Best cities for travellers with a disability

Posted on November 13, 2015 by Eleanor McKenzie
Man in a wheelchair in a meadow

Until you find yourself wheelchair bound, or at least challenged by decreased mobility, you can never fully appreciate what people who are go through. For a very long time, our towns and cities and their adjacent amenities, such as airports, have been constructed with the able-bodied majority of society in mind. The planners and architects have often been forced to ignore the needs of residents who can’t negotiate steps, and other similar mountains to climb when you’re in a wheelchair or on a mobility scooter, often no doubt for pragmatic reasons, such as a lack of space, an absence of the right technology or plain old, ‘there’s not enough money in the budget.’

However, in the 21st century it is evident that the needs and rights of the less mobile must be addressed if we are ever to have a fully inclusive society. More restaurants now make provision for disabled bathroom access, and customers in wheelchairs are less frequently shoved into the worst corner of establishments so that they won’t ‘get in the way.’ Making life easier for the disabled only takes the will to make it happen and sometimes a large helping of imagination. The Access City Award 2015, which is promoted by the European Network for Accessible Tourism (ENAT), highlights examples of ‘Best Practice for Making EU Cities more Accessible.’ So, here are some of the stellar initiatives that won recognition for their ‘innovative and sustainable ways of achieving equality and independence for disabled and older citizens.’

To become a winner, cities/towns must demonstrate that they have:

  • Improved accessibility in the fundamental aspects of city living
  • Improved access to transport and related spaces
  • Used Information Technology in an imaginative way to communicate with disabled people
  • Made public facilities and services more accessible
  • Shown commitment to continued and sustainable improvements in accessibility
  • Become a role model for other European cities


Woman in a Wheelchair on the beach

First Prize 2015 – Borås in Sweden

Sweden has a disabled population of around 1.5 million and it has been a national goal for some time to make sure that this sector of the population has ‘power and influence over their everyday lives.’ In January 2015, the Swedish parliament made lack of accessibility a ‘new form of discrimination’ within the country’s Discrimination Act. This law will enable the disabled to participate in society on more equal terms.

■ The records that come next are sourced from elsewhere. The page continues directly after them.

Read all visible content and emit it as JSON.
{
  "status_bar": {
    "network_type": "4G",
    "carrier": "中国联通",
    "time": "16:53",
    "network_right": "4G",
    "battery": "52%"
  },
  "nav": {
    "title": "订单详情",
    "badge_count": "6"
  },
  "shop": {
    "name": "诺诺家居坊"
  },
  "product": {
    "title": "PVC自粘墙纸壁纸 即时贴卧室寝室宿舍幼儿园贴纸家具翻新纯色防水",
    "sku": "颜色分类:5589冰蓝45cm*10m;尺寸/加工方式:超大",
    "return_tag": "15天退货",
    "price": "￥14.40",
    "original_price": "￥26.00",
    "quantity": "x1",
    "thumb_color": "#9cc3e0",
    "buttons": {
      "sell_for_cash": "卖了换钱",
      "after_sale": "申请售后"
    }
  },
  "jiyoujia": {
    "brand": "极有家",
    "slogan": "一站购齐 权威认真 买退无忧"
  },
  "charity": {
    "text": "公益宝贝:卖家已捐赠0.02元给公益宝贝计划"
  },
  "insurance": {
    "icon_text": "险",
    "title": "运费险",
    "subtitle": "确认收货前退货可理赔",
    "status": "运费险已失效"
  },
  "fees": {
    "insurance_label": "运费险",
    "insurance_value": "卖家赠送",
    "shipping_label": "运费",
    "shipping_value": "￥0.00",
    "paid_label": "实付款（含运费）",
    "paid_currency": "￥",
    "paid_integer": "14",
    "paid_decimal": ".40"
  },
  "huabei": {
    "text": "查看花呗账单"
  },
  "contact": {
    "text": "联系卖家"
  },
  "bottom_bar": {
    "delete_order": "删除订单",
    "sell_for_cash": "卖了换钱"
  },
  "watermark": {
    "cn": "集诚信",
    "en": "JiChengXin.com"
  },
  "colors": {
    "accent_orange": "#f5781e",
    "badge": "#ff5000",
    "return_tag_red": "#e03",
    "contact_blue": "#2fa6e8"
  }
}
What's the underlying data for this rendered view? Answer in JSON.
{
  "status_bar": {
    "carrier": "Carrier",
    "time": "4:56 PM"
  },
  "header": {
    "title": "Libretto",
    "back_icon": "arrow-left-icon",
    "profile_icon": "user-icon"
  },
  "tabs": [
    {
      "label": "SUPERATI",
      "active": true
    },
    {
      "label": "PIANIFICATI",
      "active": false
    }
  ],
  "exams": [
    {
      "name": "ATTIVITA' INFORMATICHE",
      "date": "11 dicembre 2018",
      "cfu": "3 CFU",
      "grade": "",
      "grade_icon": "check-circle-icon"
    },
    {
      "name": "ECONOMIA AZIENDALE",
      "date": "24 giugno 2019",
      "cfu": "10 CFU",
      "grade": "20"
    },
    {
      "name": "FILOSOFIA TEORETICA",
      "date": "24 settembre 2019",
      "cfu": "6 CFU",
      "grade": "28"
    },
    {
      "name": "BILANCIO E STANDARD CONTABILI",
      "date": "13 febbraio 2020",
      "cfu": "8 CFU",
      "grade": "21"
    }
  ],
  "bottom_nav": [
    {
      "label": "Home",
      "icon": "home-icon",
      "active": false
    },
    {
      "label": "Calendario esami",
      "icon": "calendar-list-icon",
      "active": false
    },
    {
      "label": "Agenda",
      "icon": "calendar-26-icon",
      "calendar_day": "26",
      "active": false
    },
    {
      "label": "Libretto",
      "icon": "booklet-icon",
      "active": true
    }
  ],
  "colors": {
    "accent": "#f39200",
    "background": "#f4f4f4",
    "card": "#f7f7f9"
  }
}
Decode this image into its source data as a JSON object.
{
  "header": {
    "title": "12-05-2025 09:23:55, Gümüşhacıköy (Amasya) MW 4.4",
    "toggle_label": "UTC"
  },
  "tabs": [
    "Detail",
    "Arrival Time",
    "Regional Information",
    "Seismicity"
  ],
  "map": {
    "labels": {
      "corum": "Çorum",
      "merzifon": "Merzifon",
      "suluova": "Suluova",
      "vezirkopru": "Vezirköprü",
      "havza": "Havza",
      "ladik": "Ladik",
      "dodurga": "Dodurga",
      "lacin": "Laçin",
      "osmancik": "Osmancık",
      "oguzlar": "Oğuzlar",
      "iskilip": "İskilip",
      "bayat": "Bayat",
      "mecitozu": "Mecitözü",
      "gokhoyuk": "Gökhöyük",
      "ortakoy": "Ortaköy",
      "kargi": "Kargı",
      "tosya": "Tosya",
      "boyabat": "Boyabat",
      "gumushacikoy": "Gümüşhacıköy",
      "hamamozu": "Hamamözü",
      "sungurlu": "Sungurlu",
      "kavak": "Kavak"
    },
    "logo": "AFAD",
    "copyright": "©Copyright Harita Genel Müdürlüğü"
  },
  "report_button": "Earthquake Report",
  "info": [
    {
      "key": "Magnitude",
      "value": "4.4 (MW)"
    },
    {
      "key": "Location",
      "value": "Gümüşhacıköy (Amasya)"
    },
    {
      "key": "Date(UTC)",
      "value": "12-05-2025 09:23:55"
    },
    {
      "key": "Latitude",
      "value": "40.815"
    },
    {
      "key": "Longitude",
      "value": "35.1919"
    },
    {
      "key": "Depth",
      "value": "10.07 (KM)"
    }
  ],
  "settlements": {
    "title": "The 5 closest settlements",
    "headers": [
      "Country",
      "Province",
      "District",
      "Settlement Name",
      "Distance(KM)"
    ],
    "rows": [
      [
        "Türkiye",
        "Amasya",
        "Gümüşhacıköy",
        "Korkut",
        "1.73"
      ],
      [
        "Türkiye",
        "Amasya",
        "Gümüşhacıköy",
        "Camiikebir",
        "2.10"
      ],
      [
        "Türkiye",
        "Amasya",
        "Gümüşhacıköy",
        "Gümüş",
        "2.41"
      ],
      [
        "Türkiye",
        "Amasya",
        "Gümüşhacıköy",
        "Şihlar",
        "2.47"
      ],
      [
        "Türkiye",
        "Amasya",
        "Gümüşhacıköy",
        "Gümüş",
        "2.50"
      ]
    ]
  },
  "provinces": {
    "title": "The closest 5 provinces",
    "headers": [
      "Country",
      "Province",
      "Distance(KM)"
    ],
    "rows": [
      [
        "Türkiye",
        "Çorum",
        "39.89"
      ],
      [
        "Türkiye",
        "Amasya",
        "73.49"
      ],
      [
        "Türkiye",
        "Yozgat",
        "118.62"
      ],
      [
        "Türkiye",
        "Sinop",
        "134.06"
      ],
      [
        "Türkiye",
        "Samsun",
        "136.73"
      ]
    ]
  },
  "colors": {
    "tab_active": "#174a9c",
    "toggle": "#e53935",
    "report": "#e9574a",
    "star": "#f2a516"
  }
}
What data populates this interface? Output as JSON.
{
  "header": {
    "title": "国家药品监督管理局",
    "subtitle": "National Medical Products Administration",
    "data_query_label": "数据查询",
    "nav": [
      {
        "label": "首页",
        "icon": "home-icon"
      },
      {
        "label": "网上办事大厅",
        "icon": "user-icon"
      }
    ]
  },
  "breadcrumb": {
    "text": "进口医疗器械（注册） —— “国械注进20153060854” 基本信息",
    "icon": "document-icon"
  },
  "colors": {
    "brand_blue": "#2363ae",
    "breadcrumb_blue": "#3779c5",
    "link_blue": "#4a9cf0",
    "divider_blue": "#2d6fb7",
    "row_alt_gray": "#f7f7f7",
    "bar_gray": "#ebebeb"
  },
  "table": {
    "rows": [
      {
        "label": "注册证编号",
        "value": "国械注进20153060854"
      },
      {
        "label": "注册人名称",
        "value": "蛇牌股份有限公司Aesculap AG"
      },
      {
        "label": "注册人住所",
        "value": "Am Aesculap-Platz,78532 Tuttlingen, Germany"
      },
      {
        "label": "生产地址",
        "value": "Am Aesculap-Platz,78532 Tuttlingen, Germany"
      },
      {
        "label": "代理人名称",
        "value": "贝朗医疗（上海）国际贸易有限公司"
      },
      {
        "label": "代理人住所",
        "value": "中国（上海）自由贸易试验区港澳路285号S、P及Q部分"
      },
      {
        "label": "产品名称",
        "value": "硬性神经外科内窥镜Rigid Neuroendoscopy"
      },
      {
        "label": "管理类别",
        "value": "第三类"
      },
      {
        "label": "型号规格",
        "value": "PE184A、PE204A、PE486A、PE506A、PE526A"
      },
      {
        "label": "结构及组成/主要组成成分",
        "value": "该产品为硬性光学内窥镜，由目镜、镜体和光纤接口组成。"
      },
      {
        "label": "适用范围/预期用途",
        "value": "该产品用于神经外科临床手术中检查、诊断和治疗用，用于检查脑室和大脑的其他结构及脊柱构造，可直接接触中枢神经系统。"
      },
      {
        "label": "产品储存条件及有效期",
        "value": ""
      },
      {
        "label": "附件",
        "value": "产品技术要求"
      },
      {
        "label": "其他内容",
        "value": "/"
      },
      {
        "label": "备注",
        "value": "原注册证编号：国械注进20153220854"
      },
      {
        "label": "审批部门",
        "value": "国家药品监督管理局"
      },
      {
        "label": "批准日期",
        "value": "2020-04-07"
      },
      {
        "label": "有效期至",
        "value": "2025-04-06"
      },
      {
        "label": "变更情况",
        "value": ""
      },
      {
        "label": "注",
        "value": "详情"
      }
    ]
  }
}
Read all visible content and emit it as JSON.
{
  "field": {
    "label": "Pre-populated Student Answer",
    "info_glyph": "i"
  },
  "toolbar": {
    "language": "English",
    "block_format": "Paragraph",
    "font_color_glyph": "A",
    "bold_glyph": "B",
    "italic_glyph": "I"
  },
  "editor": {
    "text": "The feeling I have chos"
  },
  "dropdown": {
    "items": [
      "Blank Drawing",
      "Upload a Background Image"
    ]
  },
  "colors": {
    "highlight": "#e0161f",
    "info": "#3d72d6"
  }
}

Boras is the second largest city in Sweden with a population of 107,000. It’s a historic city that has a long connection with the textile industry and is also a hub for e-commerce businesses. It has a lot of parks and green spaces and is surrounded by countryside. Borås won the prize because of its long-term commitment to accessibility for all. Human and financial resources have been put into delivering this and the city works closely with the disability advisery board to make sure action happens. Here are some of the initiatives that made the city a winner:

A rave review of Boras

Clearly, the initiatives have worked as it is the top prize winner, but the proof of the pudding is in the eating as they say. A review by ‘SwedeOnWheels’ of a Borås restaurant called Bara, says: “Bara is one of Borås’s best restaurants. It’s a nice venue with attentive staff. Good accessibility with a wheelchair. No stairs and an accessible restroom.”

A search for hotels in Borås shows that many classify themselves as ‘Accessible Hotels’ on international travel databases, and offer ‘accessible bathroom with easy access shower,’ plus in-room accessibility and an ‘accessible path of travel’ from the entrance through the hotel. Speaking of which, Sweden is something of an expert in ensuring disabled people are afforded a dignified entrance.

Sweden’s ‘Dignified Entrance’ Initiative

Pushing the boundaries on the idea of true accessibility is the ‘Dignified Entrance’ project (Värdig Entré) in Stockholm. People with disabilities are often taken into public venues through service elevators and back doors, especially on visits to important historic buildings or landmarks. A collaborative project run jointly by the Swedish National Property Board, the City of Stockholm and the non-profit organisation EIDD (Design for All Sweden), the Dignified Entrance project focuses on people with disabilities being able to enter these buildings through the main entrance, just like everyone else.

This is just the top award winners, but the runners up and cities that achieved ‘Special Mention’ status, all demonstrate that the barriers to independent living are steadily coming down; all we need to do is follow the lead of these trail blazers.

by Eleanor McKenzie

Eleanor McKenzie is a Northern Irish writer with a passion for art, literature, and red wine. She's worked at advertising agency JWT, edited a journal for a European social policy think tank and tried to teach teenagers the difference between "there" and "their". Being 50+ has not significantly changed Eleanor's life, although she finds it a handy excuse when she wants to avoid anything too energetic.